Hey Doc! I have a severe to profound hearing loss and I've been thinking about learning an instrument. I have a cochlear implant and hearing aid. I am located in Australia!
I have had my eyes on piano or trumpet for a while now, what steps could I take? I might check out your website, that may answer my questions.
Hi! Great to hear from you ;) my simple answer is to have a go at loads of instruments then decide which ones you like best! Whatever you choose to play, I would recommend that you find a teacher but probably not someone who is too formal.
I don't have any info on my website about playing different instruments, but I do have a friend in Australia who has done a lot of work on music and deafness. Her name is Karen Kyriakou. Google her. She is based in Melbourne.

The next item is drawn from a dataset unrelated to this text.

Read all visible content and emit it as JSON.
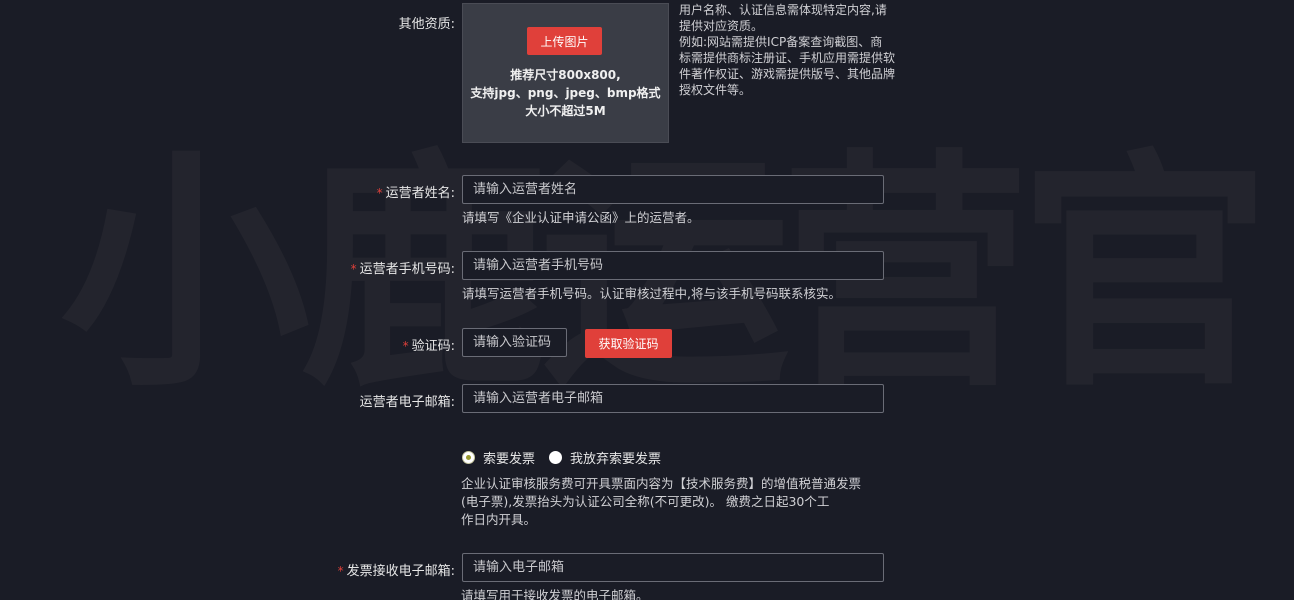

Do let me know if you contact her and how you get on. Good luck!
What originally got you interested in music, and did you have any hesitation about starting to study music?
For my original interest in music - see some of my other replies in this thread. I never had any hesitation about starting to study music and knew from a young age it was what I wanted to do. Nobody was going to stop me!
How did the queen look in person? Taller or shorter than you expected? And what did she say to you?
It was the third time I've met The Queen when I got my OBE. The first time, we chatted about my work. The second was a brief introduction as part of a welcoming party, and the third was congratulating me on receiving an OBE.
She was shorter than I expected but has immense presence and makes you feel like you're the only person in the room.
Hi, Dr Whitaker, since the advent of closed captions and text messages do you feel this equalizes both the hearing and hard of hearing people and how does it aid you in your engagement with the world?
Closed captions and especially texting have made a massive difference to me and to many deaf people.
Live captioning can still be frustrating when it doesn't give the right information and captioning on DVD's does not always give full information. Technology alone isn't enough for us to feel fully equal in a hearing world, but the situation is certainly better than it was when I was a child.
Texting, messenger, WhatsApp, things like Reddit, make a big difference if you have decent written skills but for a lot of sign language users, they have more limited use and impact.
I hope I am not late. :) Thank you for the AMA Dr Paul Whittaker!
Wow. I am shocked!
Was ever, anyone jealous of you? :)
I am not a musician, not sure how to write this down, but sometimes when you press 2 sounds on the keyboard of the piano, those 2 sounds are totally NOT matching. It is something like a screech for my ears. Do you have anything like that when using the piano vibrations?
This might be a stupid question, but, can you whistle? :-)
I'm sure people have been jealous, but they've never come up to my face and told me so!
I think you're talking about dissonance here, which is where you get two sounds which don't sound pleasant together. Yes, it still feels like a dissonance through vibration. Scientifically, you have certain notes that work in harmony with one another, and others that don't, and it's both an aural and physical sensation.
I can't whistle. See other reply about that.